Also awarded a CBE is Dr ­Francis Dunn, president of the Royal College of Physicians and Surgeons of Glasgow. Mr Dunn has been president of the Royal College of Physicians and Surgeons of Glasgow since December 2012. He is also a consultant cardiologist at ­Stobhill General Hospital and honorary professor at ­Glasgow University.

He said: "I am thrilled to have been awarded a CBE in the Queen's Birthday Honours List. I am privileged to have been associated with the people of Glasgow, the patients and staff at Stobhill Hospital, and the people of East Dunbartonshire for most of my life."

Alistair Buchan, chief executive of Orkney Islands Council, and Alistair Dodds, chief executive of Highland Council, receive CBEs for services to local government.

A total of 22 people are recipients of OBEs. Among them is Trishna Devi Pall Singh, director of Edinburgh's Sikh Sanjog, which operates the popular social enterprise cafe Punjabi Junction. She is honoured for her services to the community.

Other MBE recipients include Suzann Barr, who is recognised for services to vulnerable children in the Highlands. Jan Brown and Stephen Bunyan are similarly awarded for their voluntary service in Argyll and East Lothian respectively.

This year's list also honours two senior figures from Police Scotland. Chief Superintendent Andrew Bates and Derek Penman, assistant chief constable for local policing north, are both recipients of the Queen's Police Medal.

Lollipop woman Catherine Robertson, 76, from Airdrie, North Lanarkshire, was among around 40 people to be awarded the BEM. Mrs Robertson, who works at Victoria Primary School in Airdrie, and who has helped school children cross the road for almost 37 years, said: "I love seeing the pupils grow up and hear all their stories. I'm now helping the children of children."

Charity fundraiser Georgina Duncan, from Dumbarton, West Dunbartonshire, received the BEM for services to the Children's Hospice Scotland (Chas), which supports children and young people with life-shortening conditions.

Debbie Mooney, regional fundraising manager for Chas, said she was delighted Ms Duncan had been recognised.

She said: "It is well deserved.
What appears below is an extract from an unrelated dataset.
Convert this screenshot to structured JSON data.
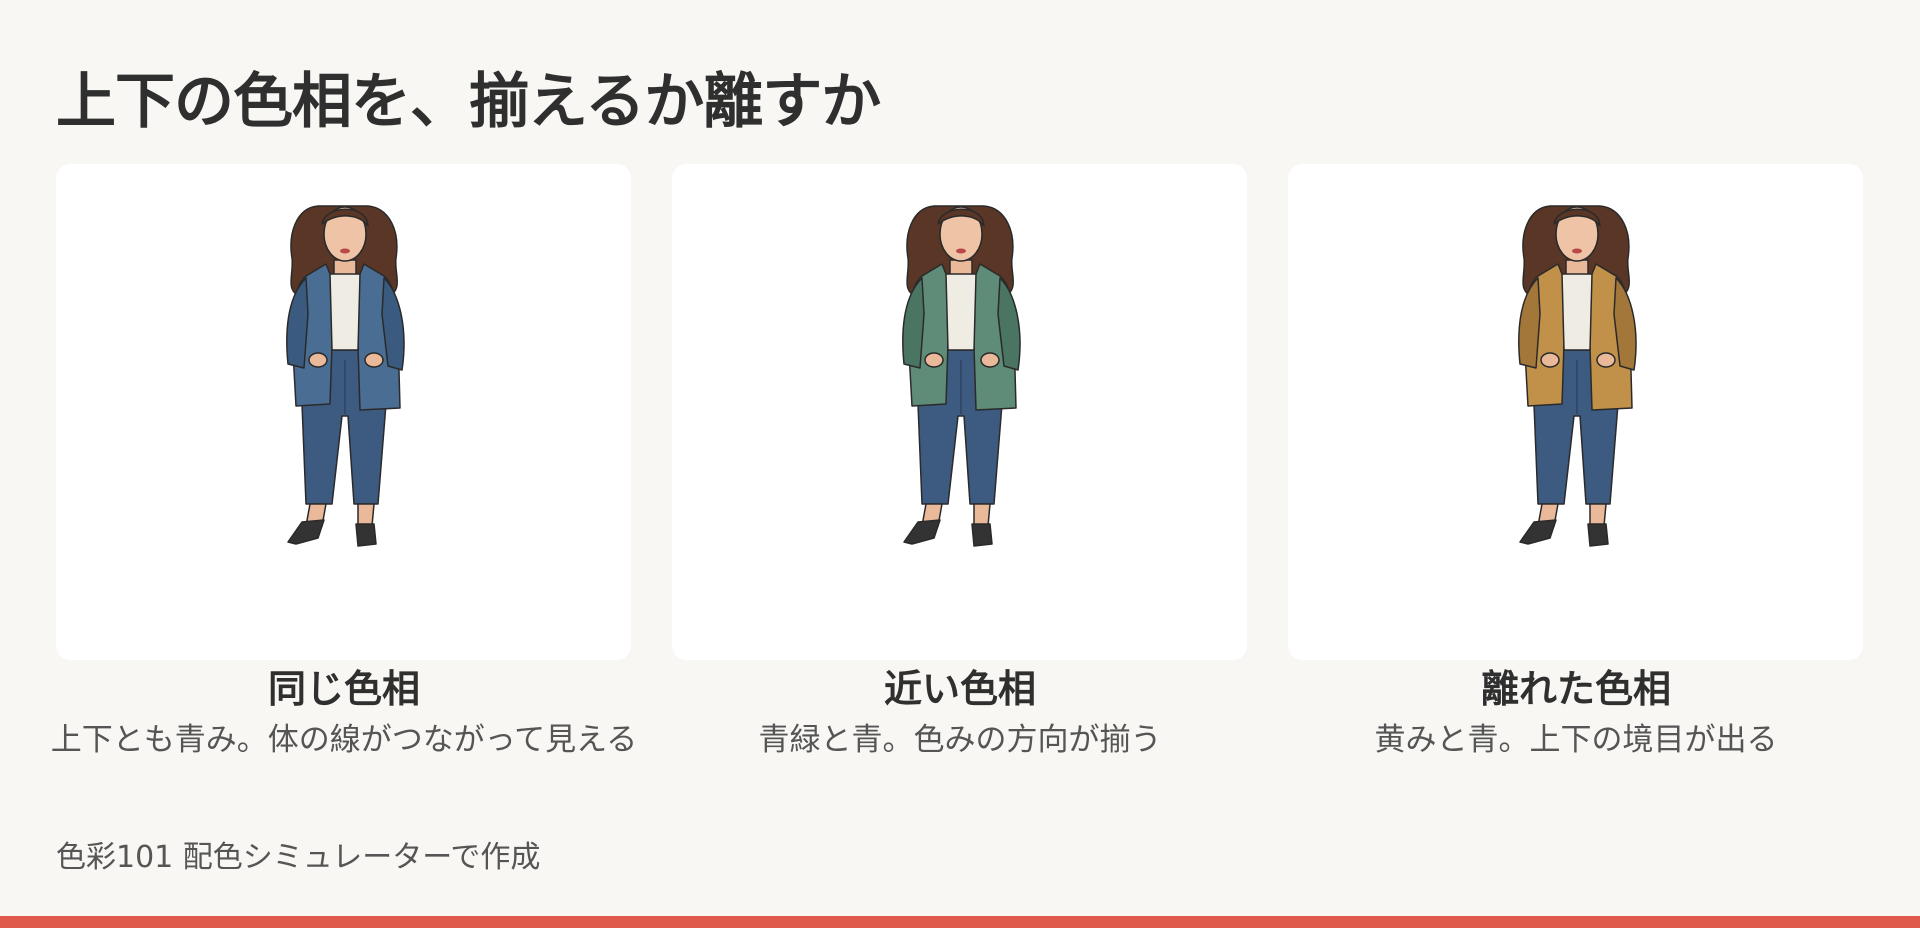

Georgie has supported Chas for over a decade and during that time has worked tirelessly for us. She has raised nearly £10,000, which is an incredible amount, and it has made a real difference to the hundreds of families who rely on Chas.

"We are deeply appreciative of all she has done for Chas and the children and families who use our services."